Geekend contributor Edmond Woychowsky gets his daily dose of science-fiction, fantasy, and horror content via these podcasts during his commute.
There are never enough hours in a day, especially since I spend more than two hours a day commuting to and from work. Needless to say, my science-fiction, fantasy, and horror magazine subscriptions have dwindled from a high of five to zero. Talk about your major league withdrawal symptoms. Fortunately, the tie-dyed spiders summoned by my withdrawal offered a pretty good idea: Pseudopod, a horror podcast. (What else would you expect from spiders?)
Interestingly, Pseudopod has two sister podcasts, Escape Pod, a science-fiction podcast and PodCastle, a fantasy podcast. Between these three podcasts, my deep-seated short fiction needs are met by authors such as Edgar Allen Poe, Jim Bihyeh, Robert A. Heinlein, Issac Asimov, Cat Rambo, Peter S. Beagle, and Tim Pratt. The stories on each of these Web sites are an entertaining combination of classic and new.Pseudopod has stories ranging from the mild psychological horror to the icky, why am I listening to this? The funny thing is that the stories are so well written that I don't want to miss a single one, even the ickier ones. To horror aficionados, the stories in Pseudopod are something of a secret vice, like a Twinkie hidden in a desk drawer. (Important note: The podcasts are not kid-friendly.)
Escape Pod has the feel of a golden age science-fiction magazine, but with 21st century stories sprinkled with classics. For instance, you'll find Heinlein's All You Zombies and Asimov's Nightfall, as well as Katherine Sparrow's Pirate Solutions.
PodCastle is my favorite because of its occasional irreverent stories in a genre where pretty much anything goes. Of the three podcasts, PodCastle will, by far, will cost me the most money yet make Barnes & Noble the most money. Want proof? Well, after listening to Jim C. Hines's Goblin Lullaby, I find myself under a compulsion to purchase his Goblin Trilogy. It must be a geis.

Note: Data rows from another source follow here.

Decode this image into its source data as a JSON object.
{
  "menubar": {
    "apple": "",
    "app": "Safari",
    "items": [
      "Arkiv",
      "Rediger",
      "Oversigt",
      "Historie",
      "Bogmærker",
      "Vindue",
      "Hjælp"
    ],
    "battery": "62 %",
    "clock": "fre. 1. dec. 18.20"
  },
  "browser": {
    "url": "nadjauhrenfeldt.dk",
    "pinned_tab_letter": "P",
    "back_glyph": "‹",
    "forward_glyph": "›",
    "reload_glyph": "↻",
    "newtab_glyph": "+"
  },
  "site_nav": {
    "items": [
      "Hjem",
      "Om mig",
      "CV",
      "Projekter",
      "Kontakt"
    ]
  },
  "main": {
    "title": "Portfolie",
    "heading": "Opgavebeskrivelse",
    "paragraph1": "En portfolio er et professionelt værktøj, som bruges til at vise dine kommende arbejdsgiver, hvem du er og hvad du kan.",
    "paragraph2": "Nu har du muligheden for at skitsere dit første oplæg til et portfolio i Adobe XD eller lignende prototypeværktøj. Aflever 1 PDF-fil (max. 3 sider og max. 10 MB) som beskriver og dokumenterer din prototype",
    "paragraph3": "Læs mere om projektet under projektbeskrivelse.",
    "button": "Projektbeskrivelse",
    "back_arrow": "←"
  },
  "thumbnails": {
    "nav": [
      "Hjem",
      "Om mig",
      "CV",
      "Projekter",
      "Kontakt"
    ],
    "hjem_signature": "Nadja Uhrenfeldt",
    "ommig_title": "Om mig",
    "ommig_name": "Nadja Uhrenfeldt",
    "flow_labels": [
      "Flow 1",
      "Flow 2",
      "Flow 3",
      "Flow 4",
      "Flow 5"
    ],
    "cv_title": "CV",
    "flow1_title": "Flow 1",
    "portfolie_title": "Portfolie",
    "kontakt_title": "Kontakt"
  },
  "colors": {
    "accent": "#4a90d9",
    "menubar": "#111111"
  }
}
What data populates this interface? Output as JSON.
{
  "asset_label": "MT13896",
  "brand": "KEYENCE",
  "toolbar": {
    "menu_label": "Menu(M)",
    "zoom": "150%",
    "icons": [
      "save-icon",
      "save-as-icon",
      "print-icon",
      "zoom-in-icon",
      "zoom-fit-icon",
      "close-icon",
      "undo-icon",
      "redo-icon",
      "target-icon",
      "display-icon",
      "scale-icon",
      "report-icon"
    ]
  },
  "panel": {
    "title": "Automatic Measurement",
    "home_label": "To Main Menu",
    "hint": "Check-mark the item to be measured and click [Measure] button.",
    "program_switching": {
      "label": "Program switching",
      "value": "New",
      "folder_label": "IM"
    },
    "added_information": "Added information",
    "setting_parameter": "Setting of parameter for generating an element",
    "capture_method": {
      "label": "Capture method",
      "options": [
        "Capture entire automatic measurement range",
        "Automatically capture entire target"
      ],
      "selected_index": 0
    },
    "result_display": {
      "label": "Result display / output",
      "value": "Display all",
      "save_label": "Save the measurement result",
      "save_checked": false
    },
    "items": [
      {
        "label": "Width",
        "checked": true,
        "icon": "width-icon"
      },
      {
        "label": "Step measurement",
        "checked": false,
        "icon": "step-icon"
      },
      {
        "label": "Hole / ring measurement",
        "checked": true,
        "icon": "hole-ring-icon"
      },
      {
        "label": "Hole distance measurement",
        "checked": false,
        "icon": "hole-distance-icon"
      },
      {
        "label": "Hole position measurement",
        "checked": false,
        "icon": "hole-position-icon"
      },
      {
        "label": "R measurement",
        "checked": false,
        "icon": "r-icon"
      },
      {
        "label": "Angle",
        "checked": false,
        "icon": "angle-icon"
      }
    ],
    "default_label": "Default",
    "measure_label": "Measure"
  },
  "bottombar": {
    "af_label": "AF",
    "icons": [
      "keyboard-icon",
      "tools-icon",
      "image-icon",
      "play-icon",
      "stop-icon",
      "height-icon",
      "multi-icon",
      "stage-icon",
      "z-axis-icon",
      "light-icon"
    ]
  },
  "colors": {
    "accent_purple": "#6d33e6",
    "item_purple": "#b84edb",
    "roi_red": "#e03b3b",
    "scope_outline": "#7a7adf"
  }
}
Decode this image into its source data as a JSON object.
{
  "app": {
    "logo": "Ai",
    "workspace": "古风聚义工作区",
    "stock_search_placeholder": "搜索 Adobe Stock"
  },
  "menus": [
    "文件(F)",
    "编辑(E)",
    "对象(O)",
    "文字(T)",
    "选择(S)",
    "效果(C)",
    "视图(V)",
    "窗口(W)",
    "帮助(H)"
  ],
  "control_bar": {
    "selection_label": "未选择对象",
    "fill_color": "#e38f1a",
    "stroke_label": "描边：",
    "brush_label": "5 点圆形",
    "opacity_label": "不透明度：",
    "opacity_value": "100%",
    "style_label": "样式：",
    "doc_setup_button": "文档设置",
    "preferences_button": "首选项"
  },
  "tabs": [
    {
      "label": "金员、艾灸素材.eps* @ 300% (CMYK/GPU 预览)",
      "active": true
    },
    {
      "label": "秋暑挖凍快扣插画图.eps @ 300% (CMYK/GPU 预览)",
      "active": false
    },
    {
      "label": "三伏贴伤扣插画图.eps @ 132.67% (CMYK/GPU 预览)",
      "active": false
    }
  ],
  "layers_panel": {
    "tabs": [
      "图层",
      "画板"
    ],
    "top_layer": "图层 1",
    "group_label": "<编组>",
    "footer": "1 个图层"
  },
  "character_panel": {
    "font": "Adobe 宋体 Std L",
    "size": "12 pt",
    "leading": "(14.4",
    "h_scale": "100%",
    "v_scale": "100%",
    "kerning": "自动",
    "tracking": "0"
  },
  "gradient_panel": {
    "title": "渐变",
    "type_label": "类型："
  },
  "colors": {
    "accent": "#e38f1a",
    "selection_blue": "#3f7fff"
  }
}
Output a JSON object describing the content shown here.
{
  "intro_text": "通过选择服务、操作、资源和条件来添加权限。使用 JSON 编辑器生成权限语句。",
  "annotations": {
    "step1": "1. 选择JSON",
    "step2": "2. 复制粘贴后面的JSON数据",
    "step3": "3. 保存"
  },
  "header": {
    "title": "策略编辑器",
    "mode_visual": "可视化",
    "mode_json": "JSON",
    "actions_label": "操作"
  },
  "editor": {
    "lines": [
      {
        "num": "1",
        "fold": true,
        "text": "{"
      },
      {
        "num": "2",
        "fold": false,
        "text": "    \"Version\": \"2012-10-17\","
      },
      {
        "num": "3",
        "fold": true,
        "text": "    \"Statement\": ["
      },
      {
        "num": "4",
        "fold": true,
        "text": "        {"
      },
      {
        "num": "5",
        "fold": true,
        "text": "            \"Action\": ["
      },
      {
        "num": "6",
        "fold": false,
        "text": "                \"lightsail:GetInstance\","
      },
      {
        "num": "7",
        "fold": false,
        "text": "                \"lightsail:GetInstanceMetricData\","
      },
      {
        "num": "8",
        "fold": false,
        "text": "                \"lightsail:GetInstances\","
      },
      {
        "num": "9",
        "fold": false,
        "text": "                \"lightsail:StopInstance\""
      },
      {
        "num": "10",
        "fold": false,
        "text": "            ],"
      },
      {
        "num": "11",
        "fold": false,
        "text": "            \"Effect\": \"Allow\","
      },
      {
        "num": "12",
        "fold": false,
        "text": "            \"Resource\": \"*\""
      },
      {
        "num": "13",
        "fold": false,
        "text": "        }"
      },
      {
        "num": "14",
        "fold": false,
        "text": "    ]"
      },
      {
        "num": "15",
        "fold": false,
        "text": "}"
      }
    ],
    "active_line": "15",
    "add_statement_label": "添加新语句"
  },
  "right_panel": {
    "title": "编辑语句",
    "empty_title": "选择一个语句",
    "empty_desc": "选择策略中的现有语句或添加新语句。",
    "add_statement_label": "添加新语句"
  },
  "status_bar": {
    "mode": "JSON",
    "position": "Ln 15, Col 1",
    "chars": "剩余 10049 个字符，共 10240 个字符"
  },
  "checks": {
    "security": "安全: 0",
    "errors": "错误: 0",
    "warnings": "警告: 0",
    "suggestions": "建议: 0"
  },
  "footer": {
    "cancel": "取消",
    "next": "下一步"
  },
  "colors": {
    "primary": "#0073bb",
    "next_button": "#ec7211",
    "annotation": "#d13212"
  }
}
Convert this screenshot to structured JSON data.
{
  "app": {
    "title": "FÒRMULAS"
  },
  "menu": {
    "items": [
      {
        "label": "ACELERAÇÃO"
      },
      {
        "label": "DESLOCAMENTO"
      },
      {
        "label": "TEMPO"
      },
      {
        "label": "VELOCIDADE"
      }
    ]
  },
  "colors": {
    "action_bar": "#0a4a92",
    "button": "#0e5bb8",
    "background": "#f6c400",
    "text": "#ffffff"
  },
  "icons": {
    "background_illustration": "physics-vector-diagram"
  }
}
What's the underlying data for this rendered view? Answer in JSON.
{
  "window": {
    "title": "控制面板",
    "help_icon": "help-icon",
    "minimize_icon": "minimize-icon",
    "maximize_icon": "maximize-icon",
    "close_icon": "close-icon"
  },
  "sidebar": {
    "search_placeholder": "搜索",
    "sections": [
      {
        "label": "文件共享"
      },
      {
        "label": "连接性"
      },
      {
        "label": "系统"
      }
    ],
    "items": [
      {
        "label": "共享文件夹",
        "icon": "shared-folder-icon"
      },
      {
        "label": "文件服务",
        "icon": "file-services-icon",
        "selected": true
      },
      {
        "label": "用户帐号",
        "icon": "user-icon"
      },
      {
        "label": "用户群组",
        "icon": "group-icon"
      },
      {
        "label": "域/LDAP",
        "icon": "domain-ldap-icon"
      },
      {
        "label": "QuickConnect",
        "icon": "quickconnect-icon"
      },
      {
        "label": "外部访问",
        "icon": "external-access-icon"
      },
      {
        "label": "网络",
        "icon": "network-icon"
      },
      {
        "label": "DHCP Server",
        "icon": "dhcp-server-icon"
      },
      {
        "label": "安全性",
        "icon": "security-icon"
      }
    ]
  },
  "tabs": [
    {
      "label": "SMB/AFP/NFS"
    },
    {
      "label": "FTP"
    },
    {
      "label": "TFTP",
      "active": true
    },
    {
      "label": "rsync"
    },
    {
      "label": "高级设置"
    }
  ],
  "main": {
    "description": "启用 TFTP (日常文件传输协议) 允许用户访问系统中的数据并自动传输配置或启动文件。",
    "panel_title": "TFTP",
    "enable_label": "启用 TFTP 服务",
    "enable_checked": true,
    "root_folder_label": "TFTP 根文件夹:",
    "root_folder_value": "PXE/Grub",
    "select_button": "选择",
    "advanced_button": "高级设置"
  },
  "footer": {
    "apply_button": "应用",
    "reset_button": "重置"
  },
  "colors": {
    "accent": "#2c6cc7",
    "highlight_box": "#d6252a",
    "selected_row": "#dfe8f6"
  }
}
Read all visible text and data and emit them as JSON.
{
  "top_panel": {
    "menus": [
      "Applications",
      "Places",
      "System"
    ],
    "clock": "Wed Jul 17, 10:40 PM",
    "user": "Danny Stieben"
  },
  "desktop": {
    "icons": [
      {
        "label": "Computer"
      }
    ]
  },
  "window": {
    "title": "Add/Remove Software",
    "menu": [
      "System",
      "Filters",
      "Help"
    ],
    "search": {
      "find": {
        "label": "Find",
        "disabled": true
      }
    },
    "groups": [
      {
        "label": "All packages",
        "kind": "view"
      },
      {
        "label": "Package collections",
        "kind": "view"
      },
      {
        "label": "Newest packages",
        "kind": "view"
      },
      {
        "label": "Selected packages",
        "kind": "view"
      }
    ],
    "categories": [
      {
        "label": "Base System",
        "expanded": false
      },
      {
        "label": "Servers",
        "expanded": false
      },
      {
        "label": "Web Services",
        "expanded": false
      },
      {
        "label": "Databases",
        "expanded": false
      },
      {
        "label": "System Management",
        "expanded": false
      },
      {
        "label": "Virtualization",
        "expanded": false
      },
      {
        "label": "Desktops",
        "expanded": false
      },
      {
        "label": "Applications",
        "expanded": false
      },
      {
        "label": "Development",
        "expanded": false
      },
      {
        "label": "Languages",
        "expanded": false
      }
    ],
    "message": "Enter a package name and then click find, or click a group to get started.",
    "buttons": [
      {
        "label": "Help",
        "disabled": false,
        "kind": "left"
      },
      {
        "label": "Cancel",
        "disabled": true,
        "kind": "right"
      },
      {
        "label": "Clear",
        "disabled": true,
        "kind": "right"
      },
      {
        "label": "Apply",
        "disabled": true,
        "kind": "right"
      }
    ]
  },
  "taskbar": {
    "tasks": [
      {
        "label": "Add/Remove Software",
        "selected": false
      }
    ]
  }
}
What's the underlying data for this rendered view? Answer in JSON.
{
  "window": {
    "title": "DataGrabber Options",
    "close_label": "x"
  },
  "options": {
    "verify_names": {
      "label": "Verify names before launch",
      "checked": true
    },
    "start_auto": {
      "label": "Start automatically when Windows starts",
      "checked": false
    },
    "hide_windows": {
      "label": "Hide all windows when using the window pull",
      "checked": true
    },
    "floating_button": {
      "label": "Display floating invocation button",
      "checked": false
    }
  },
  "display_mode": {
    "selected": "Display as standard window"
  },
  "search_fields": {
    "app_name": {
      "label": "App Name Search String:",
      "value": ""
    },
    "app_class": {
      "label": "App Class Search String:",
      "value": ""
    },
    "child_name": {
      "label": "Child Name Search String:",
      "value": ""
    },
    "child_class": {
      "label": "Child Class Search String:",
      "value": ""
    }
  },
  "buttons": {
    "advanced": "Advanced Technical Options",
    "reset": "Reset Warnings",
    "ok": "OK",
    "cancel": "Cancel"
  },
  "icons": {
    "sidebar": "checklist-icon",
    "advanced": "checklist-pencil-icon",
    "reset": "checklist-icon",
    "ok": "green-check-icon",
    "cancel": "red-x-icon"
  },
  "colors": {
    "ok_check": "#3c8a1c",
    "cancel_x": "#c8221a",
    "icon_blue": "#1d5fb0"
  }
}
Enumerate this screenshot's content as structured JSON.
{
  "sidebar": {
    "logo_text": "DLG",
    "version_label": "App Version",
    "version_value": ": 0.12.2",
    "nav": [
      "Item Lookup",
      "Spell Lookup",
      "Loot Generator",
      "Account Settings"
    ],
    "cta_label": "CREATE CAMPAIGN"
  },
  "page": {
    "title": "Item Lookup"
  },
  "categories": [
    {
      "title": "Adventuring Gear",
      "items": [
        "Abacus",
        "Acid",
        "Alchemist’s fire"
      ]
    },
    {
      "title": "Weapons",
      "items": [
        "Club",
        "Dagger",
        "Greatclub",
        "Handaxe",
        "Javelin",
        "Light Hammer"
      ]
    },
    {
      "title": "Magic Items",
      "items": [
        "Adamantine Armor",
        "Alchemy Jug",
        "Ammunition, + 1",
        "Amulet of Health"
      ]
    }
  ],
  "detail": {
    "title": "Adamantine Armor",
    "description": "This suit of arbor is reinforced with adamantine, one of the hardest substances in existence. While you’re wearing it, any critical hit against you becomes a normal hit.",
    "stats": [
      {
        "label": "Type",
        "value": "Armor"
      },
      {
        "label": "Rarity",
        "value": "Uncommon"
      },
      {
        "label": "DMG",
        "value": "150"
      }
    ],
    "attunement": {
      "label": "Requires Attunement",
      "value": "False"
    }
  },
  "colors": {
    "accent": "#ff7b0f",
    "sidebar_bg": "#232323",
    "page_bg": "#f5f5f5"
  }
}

All of the stories in these three podcasts are published under a Creative Commons License, so you can download them without the fear of knocks on your door in the middle of the night. Although after listening to some of the Pseudopod stories, I'm afraid of much more than knocks on the door. I blame the tie-dyed spiders for my nocturnal problems.
If you listen to geek-worthy podcasts (in addition to TechRepublic podcasts, of course), tell us about your favorites in the discussion.